Just like we talked about last week, sex is a physical reminder that points us to the gospel, so is giving. Giving is a physical pointer, a demonstration, to the gospel. We give to missions because the gospel says when Jesus died on the cross He had people in mind from every tongue, tribe and nation. The Bible tells us that we are blessed so that we may be a blessing. To the nations. We give to the church, because Jesus gave to the church. We give up our first fruits and tithe because God gave His first fruits, His Son, to the church. We give to orphan care, because we’re reminding ourselves that while we were orphans, Jesus came to take us to the Father. We give to the poor and needy, because we’re pointing to the truth that says when we were poor Jesus came to meet our needs. When we give to the point that it hurts, not just out of our excess, we’re pointing to the truth that Jesus, though He was rich, gave it all up, so that we would become rich. By giving, we’re pointing to the reality and the truths of the gospel.
The question is what kind of gospel are we pointing to through our giving?
I’m afraid that the American church is pointing to a sad gospel. The average American church member gives away 2.58 percent of their income. 25 percent of the average church member gives nothing at all.
What kind of gospel is that pointing to? We have to preach a better gospel.
Our giving starts, not when we get jobs. It starts when we get saved.
There’s beauty in giving when you feel like you have nothing.

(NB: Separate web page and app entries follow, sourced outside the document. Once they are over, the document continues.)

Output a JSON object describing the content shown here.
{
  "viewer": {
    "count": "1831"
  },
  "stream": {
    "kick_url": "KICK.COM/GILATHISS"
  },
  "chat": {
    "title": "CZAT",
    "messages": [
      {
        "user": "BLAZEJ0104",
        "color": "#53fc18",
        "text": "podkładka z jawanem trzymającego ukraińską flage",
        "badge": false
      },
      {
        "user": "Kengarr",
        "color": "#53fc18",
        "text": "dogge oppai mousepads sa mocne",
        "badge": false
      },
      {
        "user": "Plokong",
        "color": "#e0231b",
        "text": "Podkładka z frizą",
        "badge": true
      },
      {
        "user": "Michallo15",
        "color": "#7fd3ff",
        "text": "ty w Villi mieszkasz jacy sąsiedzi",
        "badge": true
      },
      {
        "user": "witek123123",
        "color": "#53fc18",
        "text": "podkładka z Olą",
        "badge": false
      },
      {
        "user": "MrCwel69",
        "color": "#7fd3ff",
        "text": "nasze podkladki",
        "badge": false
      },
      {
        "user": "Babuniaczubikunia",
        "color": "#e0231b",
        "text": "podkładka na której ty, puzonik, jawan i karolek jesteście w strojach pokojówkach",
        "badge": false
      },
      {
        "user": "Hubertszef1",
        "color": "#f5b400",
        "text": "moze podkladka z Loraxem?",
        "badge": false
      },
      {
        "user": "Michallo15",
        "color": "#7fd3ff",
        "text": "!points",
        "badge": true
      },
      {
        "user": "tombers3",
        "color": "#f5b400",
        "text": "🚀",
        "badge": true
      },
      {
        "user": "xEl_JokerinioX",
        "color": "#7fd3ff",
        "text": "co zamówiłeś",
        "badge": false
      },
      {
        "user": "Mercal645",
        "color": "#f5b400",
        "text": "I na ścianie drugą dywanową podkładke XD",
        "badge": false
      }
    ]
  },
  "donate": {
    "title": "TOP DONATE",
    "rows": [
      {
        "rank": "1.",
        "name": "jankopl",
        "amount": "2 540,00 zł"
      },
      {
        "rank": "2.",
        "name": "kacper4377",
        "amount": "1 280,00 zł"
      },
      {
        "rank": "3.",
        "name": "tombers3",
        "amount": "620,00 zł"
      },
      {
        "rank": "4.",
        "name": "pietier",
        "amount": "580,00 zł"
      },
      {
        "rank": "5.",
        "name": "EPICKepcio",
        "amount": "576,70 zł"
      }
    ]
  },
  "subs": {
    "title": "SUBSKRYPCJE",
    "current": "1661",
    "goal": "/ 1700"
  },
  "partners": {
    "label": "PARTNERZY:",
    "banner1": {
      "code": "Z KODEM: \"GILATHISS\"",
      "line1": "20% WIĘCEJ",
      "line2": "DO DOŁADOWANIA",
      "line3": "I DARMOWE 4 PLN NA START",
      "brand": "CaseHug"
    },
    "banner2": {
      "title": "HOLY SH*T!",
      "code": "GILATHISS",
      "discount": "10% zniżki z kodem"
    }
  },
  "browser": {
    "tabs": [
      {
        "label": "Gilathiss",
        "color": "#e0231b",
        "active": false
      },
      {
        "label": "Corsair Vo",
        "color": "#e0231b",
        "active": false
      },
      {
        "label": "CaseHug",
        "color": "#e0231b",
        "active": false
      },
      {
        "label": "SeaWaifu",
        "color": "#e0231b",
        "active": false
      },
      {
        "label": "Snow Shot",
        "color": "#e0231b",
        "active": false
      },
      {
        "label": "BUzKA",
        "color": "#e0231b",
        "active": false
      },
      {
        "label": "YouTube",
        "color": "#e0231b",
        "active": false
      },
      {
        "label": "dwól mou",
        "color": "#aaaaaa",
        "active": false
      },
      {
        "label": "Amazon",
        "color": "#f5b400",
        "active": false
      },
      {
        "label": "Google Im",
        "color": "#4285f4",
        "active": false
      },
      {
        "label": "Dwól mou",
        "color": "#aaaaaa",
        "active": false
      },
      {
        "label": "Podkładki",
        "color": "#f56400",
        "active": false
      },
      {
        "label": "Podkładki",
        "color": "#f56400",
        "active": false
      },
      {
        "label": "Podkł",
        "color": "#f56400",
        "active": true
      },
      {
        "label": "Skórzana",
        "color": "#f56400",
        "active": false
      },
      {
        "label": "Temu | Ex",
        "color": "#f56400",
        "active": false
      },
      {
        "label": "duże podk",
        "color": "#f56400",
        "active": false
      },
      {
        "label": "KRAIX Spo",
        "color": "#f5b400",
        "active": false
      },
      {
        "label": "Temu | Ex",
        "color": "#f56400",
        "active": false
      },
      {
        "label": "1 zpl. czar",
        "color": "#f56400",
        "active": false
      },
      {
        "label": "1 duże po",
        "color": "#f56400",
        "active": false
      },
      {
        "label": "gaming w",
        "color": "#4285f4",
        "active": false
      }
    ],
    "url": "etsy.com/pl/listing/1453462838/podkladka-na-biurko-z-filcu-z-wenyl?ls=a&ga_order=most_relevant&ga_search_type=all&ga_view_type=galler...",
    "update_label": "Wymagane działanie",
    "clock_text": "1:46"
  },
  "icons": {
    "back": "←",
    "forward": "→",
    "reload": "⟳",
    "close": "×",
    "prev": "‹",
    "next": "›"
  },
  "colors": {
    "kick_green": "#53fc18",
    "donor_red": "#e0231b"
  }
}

41 And he sat down opposite the treasury and watched the people putting money into the offering box. Many rich people put in large sums. 42 And a poor widow came and put in two small copper coins, which make a penny. 43 And he called his disciples to him and said to them, “Truly, I say to you, this poor widow has put in more than all those who are contributing to the offering box. 44 For they all contributed out of their abundance, but she out of her poverty has put in everything she had, all she had to live on.” Mark 12:41-44 (ESV)
God doesn’t need your money. If he did, he would be much happier with large sums of money. But because His desire is not your money, but your heart, He sees the widow and is more pleased with that.
We look at the widow and see her being foolish and reckless, to give all that she has to live on. Jesus looked at her and thought it was amazing. She gave out of her poverty, because she knew that her treasure was found in heaven, where moth and rust cannot destroy.
There was once a small band of believers, two thousand years ago. History would say they flipped the world upside down. Unbelievers would write about them, calling them crazy, not caring about their money, selling their possessions to care for the poor. Why were they able to do that? Because they knew they had been blessed in Christ, because of the gospel, with every spiritual blessing. They were full and able to give.
So with their giving, they pointed to an awesome gospel.
What if we did it again? Let’s flip the world upside down.